This would also help you target advertising based on users, listening histories and interests. And now remember they didn't have music or any physical products. They just built a service. On top of public companies or APIs.
So moving on to successfully transition an organization into a digital platform business. The leaders of the company must cultivate an open-minded mentality that welcomes innovative ideas and fresh perspectives. You need to adopt a flexible approach towards technology that enables the development and launch of new digital platforms as well as strategic partnerships. It's also crucial to implement the system for managing. Digital assets. This system could include processes for creating new assets. Updating existing assets. I'm retiring obsolete assets.
You probably need to restructure your organization and redesign compensation plans to prioritize digital platforms over standalone products and services. You need to devise a novel method of handling risk and intellectual property rights that align with a digital business model. In which critical assets are shared with partners.
By embracing an open mindset and adopting a malleable stance on the technology, actively managing key digital assets, reorganizing around platforms and mitigating risks, in innovative ways. Companies can successfully transform themselves into a digital platform business. However, this transformation requires effort from leaders and willingness from employers to pivot towards the new digital first mentality.
I understand that if you are in the business of selling dairy products you're probably not going to be a digital, only company. It still remains true that you need to do some organizational changes at the very least, you need to have a business product owner for digital assets.
Cmpanies that fail to understand that APIs are a software product in their own rights and do not manage them with the same care and strategic oversight as they do their other offerings, they will ultimately struggle.
Treating an API simply as a technical capability, rather than full products with life cycles, roadmaps and business models is a recipe for missing opportunities.
And seeding the ground to more API savvy competitors. APIs they're not just technical interfaces sitting in the background that enable applications to integrate with data and services. They are vital means of reaching new customer segments, forging partnerships, generating revenue, and improving operational efficiency.

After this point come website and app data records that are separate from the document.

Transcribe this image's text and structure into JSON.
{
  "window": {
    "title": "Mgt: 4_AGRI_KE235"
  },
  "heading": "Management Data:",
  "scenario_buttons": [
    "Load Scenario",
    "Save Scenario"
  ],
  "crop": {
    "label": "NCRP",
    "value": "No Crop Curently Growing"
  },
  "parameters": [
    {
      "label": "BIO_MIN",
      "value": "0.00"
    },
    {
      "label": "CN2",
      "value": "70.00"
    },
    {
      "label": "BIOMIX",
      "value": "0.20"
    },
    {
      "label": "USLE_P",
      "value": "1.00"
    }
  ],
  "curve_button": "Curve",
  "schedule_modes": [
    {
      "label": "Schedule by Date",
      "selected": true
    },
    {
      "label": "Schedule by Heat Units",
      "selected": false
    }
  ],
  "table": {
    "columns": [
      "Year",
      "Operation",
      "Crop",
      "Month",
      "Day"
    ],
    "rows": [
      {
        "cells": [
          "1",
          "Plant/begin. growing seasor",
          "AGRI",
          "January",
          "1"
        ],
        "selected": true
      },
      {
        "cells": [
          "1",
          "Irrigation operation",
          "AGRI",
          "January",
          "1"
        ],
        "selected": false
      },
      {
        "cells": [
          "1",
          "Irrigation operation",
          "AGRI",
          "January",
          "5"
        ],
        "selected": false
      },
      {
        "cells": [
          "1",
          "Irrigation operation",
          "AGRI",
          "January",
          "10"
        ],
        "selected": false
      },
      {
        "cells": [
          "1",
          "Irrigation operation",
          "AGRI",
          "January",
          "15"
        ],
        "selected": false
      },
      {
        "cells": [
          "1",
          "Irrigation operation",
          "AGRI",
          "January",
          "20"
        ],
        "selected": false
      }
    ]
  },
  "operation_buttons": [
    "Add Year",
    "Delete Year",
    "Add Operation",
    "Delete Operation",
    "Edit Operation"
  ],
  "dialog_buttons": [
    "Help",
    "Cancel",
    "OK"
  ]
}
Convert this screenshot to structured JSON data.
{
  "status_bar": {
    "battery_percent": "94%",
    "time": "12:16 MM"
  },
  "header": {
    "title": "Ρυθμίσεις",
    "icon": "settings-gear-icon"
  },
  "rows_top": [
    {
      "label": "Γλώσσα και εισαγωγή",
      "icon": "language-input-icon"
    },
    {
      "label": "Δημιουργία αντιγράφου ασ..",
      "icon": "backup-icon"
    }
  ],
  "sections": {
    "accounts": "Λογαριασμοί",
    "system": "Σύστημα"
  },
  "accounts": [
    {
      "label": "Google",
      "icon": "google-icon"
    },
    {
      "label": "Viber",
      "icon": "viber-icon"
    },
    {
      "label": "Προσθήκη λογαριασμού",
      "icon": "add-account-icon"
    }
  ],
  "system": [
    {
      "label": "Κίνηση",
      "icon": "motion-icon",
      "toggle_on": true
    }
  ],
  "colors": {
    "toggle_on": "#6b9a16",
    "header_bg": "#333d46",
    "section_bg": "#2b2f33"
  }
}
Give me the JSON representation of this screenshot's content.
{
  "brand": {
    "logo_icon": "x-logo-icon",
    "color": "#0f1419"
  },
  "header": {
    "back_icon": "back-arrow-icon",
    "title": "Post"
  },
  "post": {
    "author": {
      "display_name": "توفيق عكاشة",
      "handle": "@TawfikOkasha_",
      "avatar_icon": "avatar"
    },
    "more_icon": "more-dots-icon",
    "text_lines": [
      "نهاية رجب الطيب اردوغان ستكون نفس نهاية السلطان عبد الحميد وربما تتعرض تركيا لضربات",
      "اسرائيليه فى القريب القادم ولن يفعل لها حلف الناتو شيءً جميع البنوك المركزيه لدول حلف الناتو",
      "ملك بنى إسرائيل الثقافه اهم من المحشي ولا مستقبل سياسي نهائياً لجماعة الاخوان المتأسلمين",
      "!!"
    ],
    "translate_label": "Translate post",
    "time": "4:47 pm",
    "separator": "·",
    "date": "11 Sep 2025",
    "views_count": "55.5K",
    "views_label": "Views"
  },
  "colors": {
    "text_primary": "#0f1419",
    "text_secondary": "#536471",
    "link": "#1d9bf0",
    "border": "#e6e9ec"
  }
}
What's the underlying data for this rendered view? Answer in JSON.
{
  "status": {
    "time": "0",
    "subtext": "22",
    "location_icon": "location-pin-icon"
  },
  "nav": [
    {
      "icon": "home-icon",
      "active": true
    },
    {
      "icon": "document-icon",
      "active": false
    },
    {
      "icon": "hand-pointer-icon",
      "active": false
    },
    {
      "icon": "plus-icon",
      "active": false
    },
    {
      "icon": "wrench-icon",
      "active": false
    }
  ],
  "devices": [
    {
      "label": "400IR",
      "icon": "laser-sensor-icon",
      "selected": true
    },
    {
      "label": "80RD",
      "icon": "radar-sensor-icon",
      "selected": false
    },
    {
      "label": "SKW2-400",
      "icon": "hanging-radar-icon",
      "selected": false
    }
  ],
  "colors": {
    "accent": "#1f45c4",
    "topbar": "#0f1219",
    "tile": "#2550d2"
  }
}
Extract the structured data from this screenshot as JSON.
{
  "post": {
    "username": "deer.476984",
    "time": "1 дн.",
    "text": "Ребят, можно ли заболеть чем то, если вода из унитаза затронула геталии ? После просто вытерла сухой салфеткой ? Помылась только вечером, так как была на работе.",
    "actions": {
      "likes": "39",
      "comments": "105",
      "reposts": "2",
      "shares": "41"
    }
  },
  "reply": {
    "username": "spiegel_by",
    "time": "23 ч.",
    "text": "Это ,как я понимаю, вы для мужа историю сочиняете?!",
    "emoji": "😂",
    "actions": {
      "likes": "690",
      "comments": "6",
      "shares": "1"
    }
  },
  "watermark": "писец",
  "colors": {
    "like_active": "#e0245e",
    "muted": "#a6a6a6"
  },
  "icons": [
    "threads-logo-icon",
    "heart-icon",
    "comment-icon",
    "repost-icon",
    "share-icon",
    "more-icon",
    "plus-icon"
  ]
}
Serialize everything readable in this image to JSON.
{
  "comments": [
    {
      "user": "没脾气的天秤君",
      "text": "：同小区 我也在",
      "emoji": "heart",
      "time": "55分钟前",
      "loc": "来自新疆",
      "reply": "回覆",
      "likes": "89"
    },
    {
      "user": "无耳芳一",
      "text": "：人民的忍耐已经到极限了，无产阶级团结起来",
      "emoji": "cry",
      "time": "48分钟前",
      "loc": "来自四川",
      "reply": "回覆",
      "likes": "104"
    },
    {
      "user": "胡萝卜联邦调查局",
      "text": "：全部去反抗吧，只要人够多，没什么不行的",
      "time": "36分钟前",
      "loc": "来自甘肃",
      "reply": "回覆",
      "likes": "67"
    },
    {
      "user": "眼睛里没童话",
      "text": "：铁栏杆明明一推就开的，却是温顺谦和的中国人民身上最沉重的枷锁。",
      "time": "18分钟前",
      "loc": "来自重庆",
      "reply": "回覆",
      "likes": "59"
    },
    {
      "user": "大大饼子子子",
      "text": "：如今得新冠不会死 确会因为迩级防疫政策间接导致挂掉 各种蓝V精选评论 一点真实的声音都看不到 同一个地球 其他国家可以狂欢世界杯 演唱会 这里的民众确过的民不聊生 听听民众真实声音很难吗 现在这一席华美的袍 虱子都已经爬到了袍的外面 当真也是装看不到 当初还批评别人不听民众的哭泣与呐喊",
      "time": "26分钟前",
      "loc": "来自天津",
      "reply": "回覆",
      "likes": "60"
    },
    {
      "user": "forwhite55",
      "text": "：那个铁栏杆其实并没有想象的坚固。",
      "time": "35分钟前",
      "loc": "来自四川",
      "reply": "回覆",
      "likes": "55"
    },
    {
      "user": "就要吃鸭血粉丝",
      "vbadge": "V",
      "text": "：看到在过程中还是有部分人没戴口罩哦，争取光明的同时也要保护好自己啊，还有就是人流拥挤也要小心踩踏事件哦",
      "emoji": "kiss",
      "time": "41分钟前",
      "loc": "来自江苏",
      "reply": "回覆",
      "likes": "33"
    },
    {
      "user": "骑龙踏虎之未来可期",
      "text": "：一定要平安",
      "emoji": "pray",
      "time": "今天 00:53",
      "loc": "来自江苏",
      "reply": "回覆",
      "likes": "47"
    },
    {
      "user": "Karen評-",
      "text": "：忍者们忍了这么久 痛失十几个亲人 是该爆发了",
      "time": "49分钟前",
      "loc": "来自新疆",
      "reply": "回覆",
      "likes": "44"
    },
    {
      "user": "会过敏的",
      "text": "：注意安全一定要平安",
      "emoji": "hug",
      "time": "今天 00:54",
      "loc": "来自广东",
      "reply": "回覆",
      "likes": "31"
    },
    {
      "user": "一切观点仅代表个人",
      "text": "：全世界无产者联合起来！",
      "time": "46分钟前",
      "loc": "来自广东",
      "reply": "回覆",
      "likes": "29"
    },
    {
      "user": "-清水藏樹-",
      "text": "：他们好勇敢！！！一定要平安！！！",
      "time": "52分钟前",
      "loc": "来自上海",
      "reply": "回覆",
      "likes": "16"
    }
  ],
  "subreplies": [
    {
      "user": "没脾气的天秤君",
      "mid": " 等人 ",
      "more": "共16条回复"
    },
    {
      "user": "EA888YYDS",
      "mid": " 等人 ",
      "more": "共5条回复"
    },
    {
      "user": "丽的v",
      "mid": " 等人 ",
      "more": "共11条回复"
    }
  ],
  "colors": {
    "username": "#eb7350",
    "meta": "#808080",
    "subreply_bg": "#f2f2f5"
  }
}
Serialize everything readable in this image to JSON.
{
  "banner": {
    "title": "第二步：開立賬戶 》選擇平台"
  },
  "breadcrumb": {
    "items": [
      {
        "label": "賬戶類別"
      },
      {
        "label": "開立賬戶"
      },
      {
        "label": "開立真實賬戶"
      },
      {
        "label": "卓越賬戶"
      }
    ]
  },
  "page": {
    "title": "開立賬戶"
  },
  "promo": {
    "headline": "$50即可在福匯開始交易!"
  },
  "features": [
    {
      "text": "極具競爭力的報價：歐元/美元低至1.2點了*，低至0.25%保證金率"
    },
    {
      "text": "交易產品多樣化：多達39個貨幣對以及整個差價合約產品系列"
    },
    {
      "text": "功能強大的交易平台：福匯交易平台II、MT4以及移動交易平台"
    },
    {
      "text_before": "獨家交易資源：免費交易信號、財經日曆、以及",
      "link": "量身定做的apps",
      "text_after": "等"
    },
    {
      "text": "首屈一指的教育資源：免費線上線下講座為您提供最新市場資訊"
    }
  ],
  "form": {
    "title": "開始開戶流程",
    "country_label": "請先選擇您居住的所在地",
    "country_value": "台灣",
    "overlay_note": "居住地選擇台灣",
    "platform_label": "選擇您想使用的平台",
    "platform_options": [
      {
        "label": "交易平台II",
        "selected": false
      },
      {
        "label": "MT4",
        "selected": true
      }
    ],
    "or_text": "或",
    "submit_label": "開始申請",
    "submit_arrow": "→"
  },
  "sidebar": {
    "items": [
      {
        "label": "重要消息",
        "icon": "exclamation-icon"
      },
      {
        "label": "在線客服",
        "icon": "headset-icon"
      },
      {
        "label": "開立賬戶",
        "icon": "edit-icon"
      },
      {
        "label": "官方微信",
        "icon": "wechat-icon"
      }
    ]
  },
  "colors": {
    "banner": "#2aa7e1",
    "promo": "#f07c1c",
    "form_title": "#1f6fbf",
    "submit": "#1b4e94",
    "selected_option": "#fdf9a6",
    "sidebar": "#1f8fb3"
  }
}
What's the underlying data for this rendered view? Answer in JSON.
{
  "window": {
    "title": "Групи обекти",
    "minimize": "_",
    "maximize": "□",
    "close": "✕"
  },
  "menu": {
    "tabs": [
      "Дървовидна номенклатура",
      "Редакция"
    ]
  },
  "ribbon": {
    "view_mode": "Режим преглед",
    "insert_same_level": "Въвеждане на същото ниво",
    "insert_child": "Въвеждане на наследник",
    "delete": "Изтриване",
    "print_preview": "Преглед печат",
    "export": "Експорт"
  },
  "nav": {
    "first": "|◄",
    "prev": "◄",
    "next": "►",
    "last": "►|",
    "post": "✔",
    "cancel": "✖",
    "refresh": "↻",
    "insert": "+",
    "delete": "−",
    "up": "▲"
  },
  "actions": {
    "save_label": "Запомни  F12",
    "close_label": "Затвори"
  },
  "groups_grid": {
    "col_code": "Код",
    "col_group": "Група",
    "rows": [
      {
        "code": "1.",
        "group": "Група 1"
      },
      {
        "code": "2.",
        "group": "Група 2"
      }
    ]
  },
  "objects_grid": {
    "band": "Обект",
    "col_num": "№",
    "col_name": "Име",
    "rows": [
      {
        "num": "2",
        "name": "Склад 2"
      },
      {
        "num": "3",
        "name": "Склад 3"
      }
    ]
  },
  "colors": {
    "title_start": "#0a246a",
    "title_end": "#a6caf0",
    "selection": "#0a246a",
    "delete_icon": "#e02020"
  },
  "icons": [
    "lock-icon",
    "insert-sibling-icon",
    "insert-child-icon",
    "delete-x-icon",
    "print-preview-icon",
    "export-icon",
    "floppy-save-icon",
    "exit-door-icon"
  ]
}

By recognizing APIs as strategic assets and weaving them into broader business and technology strategies, companies can gain significant competitive advantages and achieve innovation at scale. This includes building more powerful partnerships, releasing new offerings, and scaling faster with greater flexibility. Furthermore, integrating APIs can provide deeper insight into the needs of customers and partners.
In short, companies that fail to do so risk falling further and further behind in today's digital marketplace. As you can hear, this is more of a people and process problem than a technology problem. The technology is available. The technology is mature. Using the technology correctly - that's a different story.
So for this podcast. I've discussed the importance of application programming interfaces, or APIs for businesses. I've talked about how businesses and companies can successfully transition into a digital platform company. However companies must treat API strategic products rather than just technical tools. You need to actively manage API is by creating, updating, and retiring them. So to become a digital platform company and succeed with APIs, you mus adopt an open and flexible mentality. You should restructure around digital platforms and digital platform teams. And you need to find new ways to handle the risk.
So this episode was meant to give you some ideas to chew on. I'd be up for chatting about your API APIs and where you are at building them. I talk to you soon.